Still, they're naturally my team, I enjoy watching them, and, being spoiled by the game-a-day schedule of baseball, impatiently await Sundays every week so I at least have a sport to follow. They're usually quite fun. (Thursday's game notwithstanding.... 31-13 loss to the Texans puts the nail in the coffin for all intents and purposes, but I think it was unfair to talk about the playoffs with this unit anyway. They clearly need another year to mature and mesh, and then we'll see. Cutler ranks fourth in the NFL in terms of yards per attempt (7.92) just behind such luminaries as Brady (8.60) Romo (8.58) and Favre (7.96), coming in ahead of Super Bowl MVP Peyton Manning (7.90) He's got a cannon of an arm, quick feet, a good head for the game, but is still 24 and as such tends to make rookie mistakes. Also, can he please break a tackle when trying to scramble out of the pocket.... (four sacks last night) Still, he's completing over 64% of his passes, his QB rating is 90.8, and he has 18 TD passes to 12 picks -- while #6 may not yet be #7, he's working on it. Brandon Marshall is also showcasing great potential, and while Cutler/Marshall may not yet be Brady/Moss, it's definitely going to be something to watch. Now that The Carcass Which Was Jake Plummer has vacated Mile High (I don't care if they call it Invesco, nobody in Colorado does) and if Shanny ever got a clue and Sauerbrun stopped doing stupid things like running off his mouth, kicking to Devin Hester, and getting arrested, we could be seeing the start of something again.

Okay! Back to baseball. That was my first foray into football blogging ever, and now back to my familiar ground. Today, the D-backs made the biggest move of the NL West by landing Dan Haren from the A's. Haren, 27 years old, under an extremely reasonable contract for the next three years, and the 2007 AL All-Star starter, is now going to team with Brandon Webb to form an extremely scary 1-2 punch at the top of the 'Zona rotation. His price was six prospects -- Carlos Gonzalez, Brett Anderson, Greg Smith, Dana Eveland, Aaron Cunningham, and Chris Carter (to which you probably said, "Who?" to every name) and at first blush, it looks as if Billy Beane was going for quantity over quality. Every prospect has potential, clearly, and that's two A-level (Gonzalez/Anderson) and four B-level (everyone else). Still, this will be either the Mark Mulder trade (total thievery) or the Tim Hudson trade (total debacle) for the A's, and I am somewhat baffled as to why Beane made this trade for these parts. What with the big-market teams furiously competing to get Santana and viewing Haren as a safety net, Beane the famous extortionist should have been able to play on that and get at least one ML-ready player (Justin Upton, Chris Young, Stephen Drew, etc) from the stacked Snakes system. Not entirely sure what he sees here to entice him to give up the most valuable commodity in the game -- a young, cheap, durable ace -- for a package of possibility.
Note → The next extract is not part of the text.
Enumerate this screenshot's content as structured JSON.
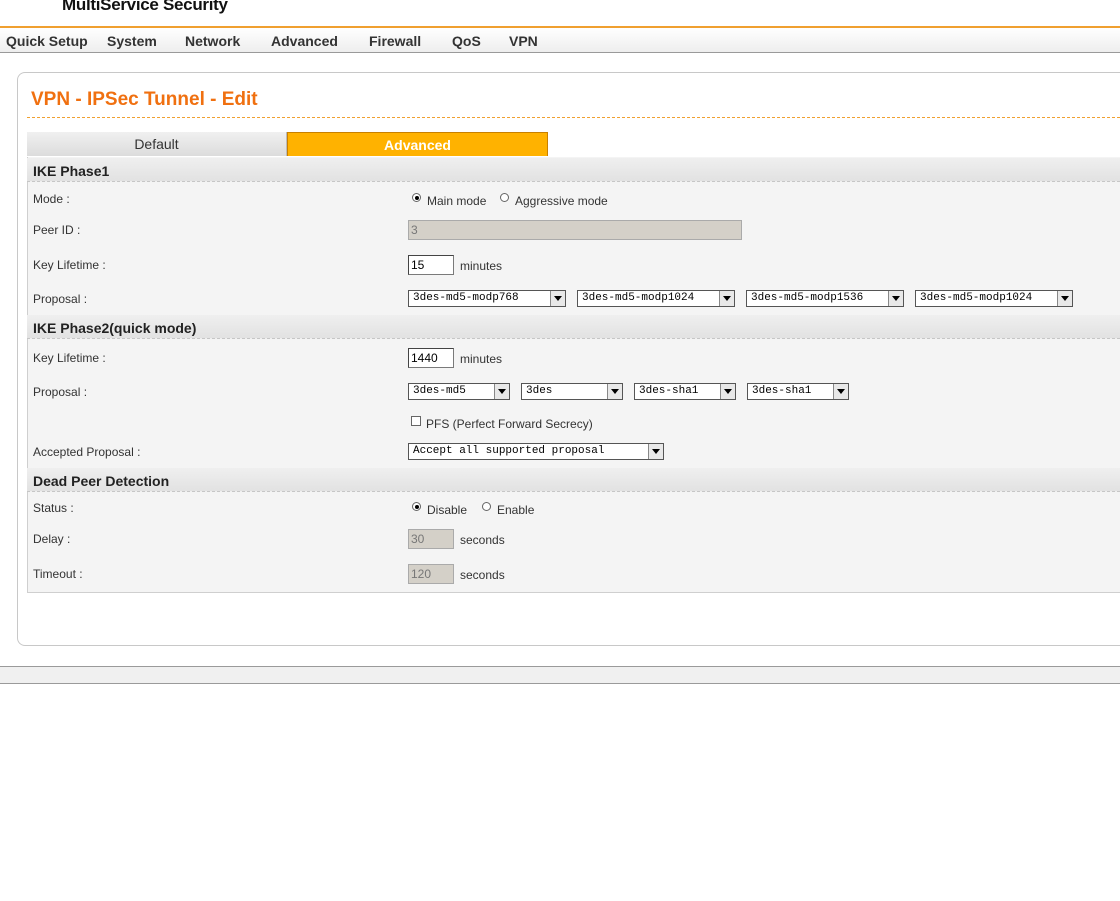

I am also admittedly not pleased that we didn't make a comparable offer -- our farm system is also comparatively rich in talent -- and get Haren out of the AL West and onto the right NL West team. Haren/Webb, with Doug Davis, Randy Johnson (if he's healthy) and double-edged threat Micah Owing (he pitches and hits; won the Silver Slugger for a pitcher) is not a fun thought to entertain as we scope out the competition in the West next year. What have the Rockies done? Signed Kip Wells (7-17.5.20/total suck in '07) Mark Redman, and missed out on Tad Iguchi (no Barmes as second base starter. Just say no. Just say no.... Why can't we ever get a proven star-quality pitcher instead of a possibly-decent, possibly-catastrophic retread....? It's not going to get any easier in the West next year and it makes no sense to stock up with gasoline cans if every other team is going to bring the matches.

This has already been a long post and my psychotic r key is starting to go insane again, randomly inserting endless and random r's, which I'm getting tired of curtailing. More later....

1 comment:

Billy said...

Most ballplayers today are taking homeopathic growth hormone oral spray because it's safe, undetectable, and legal for over the counter sales. As time goes on it seems it might be considered as benign a performance enhancer as coffee, aspirin, red bull, chewing tobacco, and bubble gum.